■ **PROMPT**:
Report each line of the entries that contains the word "miedo", copied in full.

(Collected data entries)
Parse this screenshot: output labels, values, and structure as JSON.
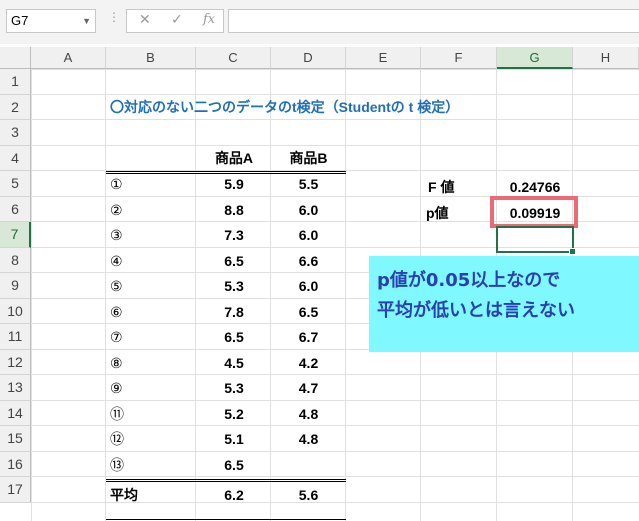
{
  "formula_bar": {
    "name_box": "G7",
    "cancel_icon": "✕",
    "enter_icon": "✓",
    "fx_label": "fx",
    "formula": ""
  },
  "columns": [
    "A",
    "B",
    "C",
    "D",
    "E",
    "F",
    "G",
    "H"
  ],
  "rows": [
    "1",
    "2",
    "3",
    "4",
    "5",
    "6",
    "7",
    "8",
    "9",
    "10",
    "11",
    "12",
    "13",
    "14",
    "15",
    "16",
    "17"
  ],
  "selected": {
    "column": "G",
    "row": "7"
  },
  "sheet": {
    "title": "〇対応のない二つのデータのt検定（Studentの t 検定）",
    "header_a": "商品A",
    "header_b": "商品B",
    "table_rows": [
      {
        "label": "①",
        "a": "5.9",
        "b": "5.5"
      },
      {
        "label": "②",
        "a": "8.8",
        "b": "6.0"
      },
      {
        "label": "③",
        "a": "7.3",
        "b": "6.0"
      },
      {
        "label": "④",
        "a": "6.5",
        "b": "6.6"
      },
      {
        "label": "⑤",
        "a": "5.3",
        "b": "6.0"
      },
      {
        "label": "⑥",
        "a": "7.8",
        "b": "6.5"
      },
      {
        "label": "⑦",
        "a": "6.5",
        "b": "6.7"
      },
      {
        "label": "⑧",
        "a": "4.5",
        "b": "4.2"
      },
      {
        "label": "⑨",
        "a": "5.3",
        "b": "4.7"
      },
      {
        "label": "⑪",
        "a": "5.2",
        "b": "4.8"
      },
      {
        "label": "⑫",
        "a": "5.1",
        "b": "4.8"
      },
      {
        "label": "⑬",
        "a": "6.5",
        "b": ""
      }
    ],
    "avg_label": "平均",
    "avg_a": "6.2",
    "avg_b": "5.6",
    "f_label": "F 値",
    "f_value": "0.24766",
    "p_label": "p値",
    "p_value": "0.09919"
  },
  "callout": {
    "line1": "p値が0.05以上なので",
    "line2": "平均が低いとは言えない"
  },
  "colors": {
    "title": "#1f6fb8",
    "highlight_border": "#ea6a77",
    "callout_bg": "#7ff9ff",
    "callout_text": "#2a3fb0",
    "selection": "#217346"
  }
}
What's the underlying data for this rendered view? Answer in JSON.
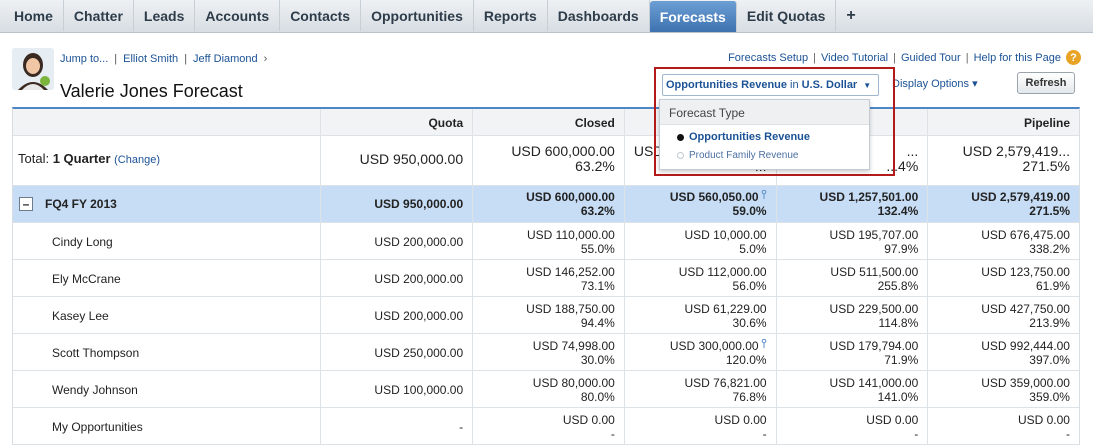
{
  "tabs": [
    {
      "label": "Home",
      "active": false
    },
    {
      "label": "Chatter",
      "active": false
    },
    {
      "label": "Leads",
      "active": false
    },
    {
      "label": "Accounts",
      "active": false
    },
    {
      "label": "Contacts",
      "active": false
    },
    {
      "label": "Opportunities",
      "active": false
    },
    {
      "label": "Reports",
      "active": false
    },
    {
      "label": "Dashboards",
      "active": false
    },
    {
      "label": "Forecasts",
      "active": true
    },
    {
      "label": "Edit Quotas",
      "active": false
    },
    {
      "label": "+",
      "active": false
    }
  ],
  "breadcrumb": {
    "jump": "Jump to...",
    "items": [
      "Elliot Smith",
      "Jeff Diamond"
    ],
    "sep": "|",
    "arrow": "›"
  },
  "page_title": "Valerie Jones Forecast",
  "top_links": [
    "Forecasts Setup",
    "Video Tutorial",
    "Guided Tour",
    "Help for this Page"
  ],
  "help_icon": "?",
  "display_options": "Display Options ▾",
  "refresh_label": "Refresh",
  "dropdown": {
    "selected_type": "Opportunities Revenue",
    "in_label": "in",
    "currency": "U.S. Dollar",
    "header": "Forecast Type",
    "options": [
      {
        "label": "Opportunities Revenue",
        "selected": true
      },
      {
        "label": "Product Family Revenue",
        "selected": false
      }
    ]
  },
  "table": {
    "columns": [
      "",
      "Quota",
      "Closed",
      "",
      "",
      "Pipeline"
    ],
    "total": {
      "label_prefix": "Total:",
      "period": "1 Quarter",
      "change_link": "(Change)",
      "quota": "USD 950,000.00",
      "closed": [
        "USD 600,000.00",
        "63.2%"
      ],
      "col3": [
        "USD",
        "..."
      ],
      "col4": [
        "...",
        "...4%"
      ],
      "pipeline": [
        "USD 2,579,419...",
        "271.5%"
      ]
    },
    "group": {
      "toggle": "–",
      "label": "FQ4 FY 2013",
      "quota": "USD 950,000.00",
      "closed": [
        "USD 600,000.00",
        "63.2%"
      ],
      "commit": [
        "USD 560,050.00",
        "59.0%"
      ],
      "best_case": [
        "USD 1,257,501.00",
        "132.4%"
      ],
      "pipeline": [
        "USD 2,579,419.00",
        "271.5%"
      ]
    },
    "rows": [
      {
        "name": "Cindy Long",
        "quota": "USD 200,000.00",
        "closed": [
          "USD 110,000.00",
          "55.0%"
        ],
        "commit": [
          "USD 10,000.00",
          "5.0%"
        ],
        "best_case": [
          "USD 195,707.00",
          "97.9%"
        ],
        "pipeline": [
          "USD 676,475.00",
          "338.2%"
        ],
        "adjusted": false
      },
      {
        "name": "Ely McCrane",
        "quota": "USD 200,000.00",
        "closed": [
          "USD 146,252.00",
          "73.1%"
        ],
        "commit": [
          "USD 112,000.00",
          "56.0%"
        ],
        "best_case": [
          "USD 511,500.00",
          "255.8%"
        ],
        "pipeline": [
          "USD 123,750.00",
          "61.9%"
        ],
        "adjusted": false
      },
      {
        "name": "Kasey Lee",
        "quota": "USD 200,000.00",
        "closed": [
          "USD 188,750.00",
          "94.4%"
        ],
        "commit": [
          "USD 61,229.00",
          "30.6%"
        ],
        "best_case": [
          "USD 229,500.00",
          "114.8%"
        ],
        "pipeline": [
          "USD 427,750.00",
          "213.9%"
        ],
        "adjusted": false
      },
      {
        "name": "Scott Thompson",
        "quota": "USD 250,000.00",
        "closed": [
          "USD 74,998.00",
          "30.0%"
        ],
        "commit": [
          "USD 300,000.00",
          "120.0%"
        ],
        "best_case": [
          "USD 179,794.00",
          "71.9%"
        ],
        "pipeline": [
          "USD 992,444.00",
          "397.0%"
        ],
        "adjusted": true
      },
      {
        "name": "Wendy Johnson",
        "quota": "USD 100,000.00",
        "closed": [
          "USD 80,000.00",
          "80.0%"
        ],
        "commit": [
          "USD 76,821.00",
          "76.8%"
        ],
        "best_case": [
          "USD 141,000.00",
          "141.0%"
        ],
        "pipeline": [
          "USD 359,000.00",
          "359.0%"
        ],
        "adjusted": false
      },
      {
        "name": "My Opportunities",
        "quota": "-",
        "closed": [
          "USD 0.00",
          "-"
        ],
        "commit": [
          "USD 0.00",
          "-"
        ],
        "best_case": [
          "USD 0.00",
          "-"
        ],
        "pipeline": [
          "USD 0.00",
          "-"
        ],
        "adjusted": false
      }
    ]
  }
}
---
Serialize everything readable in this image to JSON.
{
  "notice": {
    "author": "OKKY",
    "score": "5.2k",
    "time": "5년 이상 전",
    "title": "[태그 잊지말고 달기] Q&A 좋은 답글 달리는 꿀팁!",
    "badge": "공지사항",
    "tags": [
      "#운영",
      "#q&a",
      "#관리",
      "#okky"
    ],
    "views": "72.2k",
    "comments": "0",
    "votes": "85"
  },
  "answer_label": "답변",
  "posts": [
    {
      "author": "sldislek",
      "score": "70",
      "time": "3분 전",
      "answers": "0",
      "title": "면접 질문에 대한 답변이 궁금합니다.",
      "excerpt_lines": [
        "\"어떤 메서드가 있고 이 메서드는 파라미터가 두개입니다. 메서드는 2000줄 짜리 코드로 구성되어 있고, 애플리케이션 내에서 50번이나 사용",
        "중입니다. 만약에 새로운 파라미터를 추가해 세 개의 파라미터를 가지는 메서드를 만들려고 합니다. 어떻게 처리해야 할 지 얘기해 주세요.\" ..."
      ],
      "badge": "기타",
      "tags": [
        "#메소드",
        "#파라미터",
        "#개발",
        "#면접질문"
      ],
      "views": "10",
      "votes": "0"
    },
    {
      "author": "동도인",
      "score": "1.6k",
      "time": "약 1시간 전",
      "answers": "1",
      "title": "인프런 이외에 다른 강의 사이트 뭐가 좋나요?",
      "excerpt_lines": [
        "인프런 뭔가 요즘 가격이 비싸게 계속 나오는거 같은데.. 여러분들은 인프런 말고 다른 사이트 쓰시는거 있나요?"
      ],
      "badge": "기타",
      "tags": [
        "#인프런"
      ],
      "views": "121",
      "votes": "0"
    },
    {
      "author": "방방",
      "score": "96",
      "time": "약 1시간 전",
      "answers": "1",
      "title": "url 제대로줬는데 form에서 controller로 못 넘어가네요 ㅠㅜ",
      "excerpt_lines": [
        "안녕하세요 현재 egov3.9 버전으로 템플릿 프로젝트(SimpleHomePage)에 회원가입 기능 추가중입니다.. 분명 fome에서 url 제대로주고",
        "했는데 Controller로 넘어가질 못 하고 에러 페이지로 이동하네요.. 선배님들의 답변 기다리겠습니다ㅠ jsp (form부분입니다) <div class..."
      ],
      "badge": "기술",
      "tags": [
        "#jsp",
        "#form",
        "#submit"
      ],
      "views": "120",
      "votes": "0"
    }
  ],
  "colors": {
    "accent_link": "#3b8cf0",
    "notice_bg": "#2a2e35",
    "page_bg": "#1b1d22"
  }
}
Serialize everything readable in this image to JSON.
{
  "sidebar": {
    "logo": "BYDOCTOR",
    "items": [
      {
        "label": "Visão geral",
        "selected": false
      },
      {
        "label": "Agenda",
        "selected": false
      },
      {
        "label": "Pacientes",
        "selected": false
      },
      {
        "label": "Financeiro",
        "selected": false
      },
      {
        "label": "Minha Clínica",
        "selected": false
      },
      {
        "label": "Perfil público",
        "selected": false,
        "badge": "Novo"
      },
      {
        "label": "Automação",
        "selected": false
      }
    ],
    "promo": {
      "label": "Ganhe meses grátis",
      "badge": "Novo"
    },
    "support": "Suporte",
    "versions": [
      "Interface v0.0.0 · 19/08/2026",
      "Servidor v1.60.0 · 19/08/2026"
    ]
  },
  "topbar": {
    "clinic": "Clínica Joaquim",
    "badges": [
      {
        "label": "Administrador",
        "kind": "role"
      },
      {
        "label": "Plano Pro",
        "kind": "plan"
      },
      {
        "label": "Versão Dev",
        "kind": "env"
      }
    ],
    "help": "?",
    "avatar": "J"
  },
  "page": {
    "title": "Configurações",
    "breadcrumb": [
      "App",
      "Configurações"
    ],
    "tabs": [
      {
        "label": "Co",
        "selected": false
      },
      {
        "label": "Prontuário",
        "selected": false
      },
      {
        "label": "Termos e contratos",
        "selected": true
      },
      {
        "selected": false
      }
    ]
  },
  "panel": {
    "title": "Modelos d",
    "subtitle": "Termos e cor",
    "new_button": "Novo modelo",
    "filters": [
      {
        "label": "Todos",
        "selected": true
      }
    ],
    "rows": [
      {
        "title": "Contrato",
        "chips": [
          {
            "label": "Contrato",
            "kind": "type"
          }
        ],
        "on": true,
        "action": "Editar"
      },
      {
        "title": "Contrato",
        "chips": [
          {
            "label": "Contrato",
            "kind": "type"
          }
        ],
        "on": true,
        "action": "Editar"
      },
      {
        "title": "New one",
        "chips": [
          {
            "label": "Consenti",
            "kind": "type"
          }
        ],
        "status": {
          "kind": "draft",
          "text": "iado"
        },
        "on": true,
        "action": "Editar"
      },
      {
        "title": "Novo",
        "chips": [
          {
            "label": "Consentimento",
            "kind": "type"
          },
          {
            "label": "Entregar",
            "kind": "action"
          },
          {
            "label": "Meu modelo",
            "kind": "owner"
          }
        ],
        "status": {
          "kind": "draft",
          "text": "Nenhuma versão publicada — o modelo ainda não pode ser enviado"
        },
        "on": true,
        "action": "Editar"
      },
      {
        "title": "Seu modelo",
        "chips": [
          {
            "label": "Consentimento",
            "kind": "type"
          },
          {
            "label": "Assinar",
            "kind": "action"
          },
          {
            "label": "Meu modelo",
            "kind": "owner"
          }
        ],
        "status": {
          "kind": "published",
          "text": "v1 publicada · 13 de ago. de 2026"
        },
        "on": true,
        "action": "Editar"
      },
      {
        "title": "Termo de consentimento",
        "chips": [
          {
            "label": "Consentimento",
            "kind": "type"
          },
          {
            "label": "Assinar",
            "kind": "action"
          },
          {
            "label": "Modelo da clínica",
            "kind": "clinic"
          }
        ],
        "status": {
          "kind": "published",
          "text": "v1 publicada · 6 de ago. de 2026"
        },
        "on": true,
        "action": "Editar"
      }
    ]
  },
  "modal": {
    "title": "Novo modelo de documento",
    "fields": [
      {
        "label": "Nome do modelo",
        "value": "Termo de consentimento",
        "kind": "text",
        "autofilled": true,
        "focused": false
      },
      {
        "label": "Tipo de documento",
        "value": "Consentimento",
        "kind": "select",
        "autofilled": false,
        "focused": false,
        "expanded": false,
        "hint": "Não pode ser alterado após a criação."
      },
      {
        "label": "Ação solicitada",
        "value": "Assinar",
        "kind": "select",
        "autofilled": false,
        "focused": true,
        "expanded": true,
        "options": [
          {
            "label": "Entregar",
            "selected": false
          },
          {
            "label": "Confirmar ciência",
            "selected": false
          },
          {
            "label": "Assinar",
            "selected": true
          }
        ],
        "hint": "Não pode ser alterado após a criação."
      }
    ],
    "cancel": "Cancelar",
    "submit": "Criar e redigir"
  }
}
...
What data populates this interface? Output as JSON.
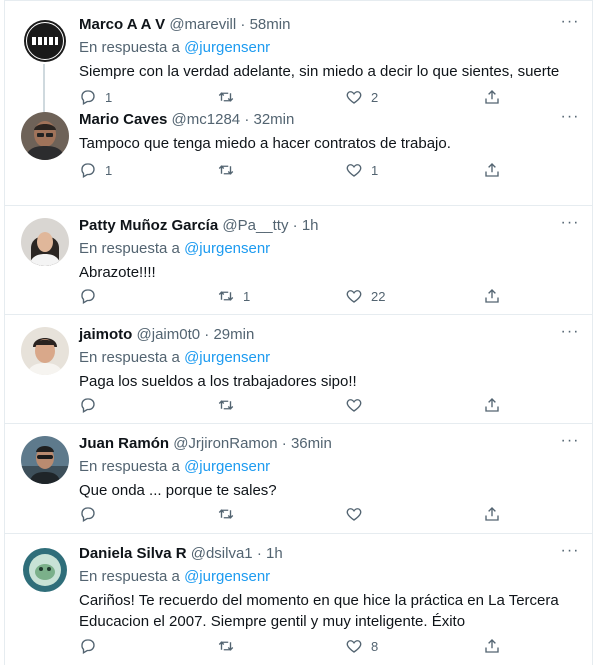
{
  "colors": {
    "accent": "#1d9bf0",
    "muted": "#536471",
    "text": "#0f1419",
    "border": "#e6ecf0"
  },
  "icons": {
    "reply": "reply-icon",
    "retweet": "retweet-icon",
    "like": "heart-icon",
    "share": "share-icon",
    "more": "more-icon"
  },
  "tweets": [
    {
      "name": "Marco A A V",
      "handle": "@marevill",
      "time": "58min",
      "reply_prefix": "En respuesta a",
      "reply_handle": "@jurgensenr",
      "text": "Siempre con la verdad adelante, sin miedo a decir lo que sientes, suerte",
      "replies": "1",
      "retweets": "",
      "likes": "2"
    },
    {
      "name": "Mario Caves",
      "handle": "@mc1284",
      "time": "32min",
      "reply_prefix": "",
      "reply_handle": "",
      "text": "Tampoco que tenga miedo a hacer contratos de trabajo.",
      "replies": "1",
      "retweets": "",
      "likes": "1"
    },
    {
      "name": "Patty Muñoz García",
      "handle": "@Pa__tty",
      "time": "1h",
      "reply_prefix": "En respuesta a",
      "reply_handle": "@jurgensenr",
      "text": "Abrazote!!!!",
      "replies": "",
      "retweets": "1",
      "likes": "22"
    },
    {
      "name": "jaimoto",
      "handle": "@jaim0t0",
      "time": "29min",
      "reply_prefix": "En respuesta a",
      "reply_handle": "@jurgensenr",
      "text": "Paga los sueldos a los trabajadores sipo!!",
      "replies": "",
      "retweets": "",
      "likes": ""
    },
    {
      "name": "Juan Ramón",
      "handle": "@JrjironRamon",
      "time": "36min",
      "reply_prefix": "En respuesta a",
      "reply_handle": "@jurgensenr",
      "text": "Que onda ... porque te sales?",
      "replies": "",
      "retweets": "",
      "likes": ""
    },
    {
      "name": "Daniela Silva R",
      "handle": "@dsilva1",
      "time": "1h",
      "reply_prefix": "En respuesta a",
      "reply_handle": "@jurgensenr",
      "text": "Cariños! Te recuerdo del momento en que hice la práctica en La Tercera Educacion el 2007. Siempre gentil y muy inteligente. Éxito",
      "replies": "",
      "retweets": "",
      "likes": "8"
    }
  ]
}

■ **ANSWER SECTION**:
      "text": "Siempre con la verdad adelante, sin miedo a decir lo que sientes, suerte",
      "text": "Tampoco que tenga miedo a hacer contratos de trabajo.",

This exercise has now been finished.